‘American Vandal’ to lampoon true crime series on Netflix

True-crime stories have become quite popular on television. Famous criminals such as O.J. Simpson and the Unabomber have been the subject of TV miniseries. Netflix has helped to boost the popularity of the genre with a number of series that include the Jon Benet Ramsey case, the University of Texas tower sniper, and Whitey Bulger. So, it was inevitable that the live streaming service would offer a satire of true crime, entitled  “American Vandal.”

The story of “American Vandal” starts when someone spray paints pictures of penises on the cars owned by the faculty of a high school somewhere in the United States. The eight-part series plays the story very straight, filmed in the style of a documentary done by a high school sophomore named Peter Maldonado, played by Tyler Alvarez. The series follows all of the conventions of a true-crime series, including “news” footage, interviews, and candid video of some of the participants. The story involves the identification of the culprit, a student named Dylan Maxwell, played by Jimmy Tatro. The series will apparently ask the question, was Dylan the real perpetrator and was he expelled unjustly? If so, the real American Vandal may well be out there still.

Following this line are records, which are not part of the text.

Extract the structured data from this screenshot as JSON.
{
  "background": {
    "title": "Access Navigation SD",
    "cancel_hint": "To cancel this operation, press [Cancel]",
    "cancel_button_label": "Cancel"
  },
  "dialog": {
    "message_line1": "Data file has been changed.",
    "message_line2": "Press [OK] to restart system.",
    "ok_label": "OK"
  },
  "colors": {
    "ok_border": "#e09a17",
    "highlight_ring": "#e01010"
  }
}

Audiences have been fascinated by criminals and the crimes they commit likely from the beginning of civilization. Television and the movies have provided a great outlet for that interest. True-crime stories provide a kind of morality tale in which a central character commits some offense or, in the case of a serial killer, a series of offenses. Audiences get to experience watching as law enforcement investigates the crime and, inevitably, catches the perpetrator. True-crime stories usually include the trial and, if the defendant is convicted, the sentencing and the punishment. Audiences can connect with the kind of people they would never want to meet in real life, people who are willing to commit heinous crimes, especially murder.

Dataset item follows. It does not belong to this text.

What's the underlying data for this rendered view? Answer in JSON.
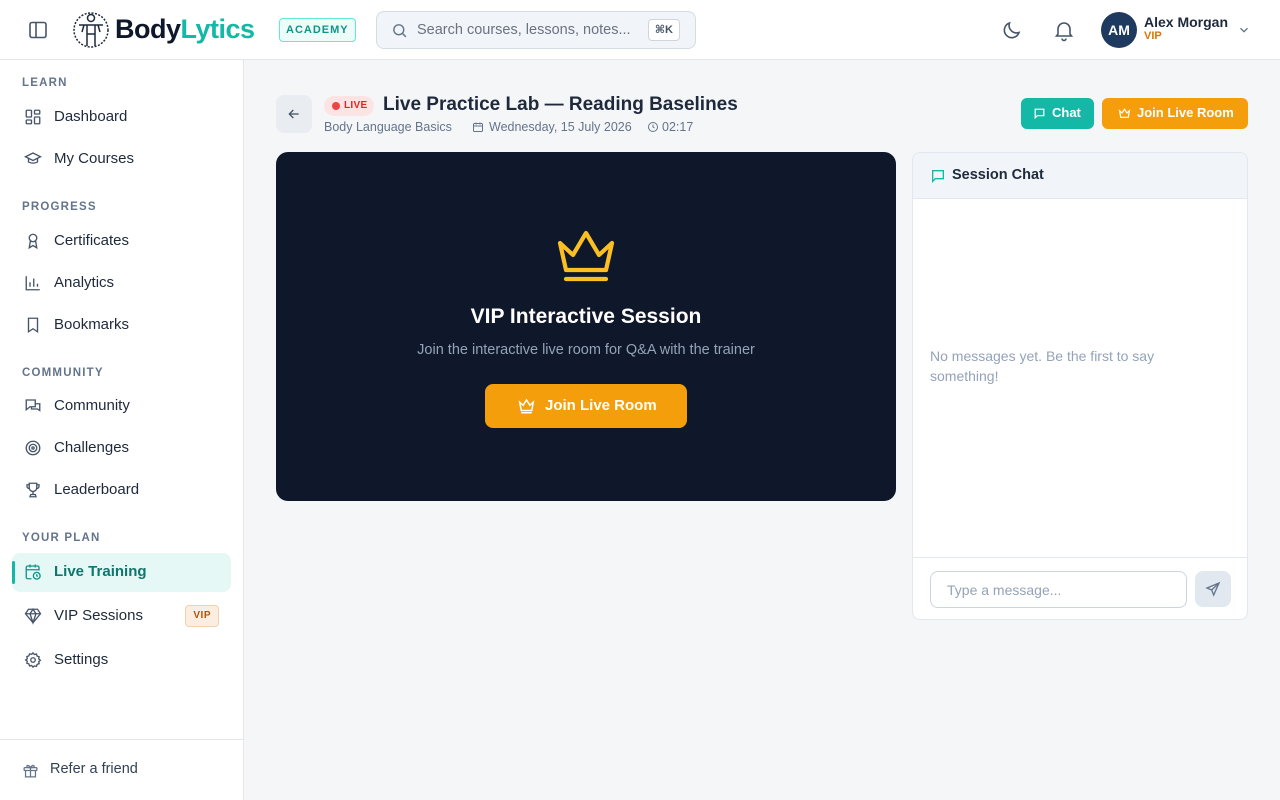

Of course, “American Vandal” turns all of that on its head. Almost everyone who has been to high school has met the sort of person who would spray paint phallic symbols on the personal vehicles of teachers. Some people may well have been that guy. And if it is not obscene graffiti, it is some other act of teenage rebellion. Fortunately, most kids grow out of that phase.

The mockumentary plays the act of graffiti vandalism as seriously as if the perpetrator were knifing fellow students in the halls. Will the result be as funny as it seems to be intended? We’ll know when “American Vandal” appears on Netflix on September 15, 2017.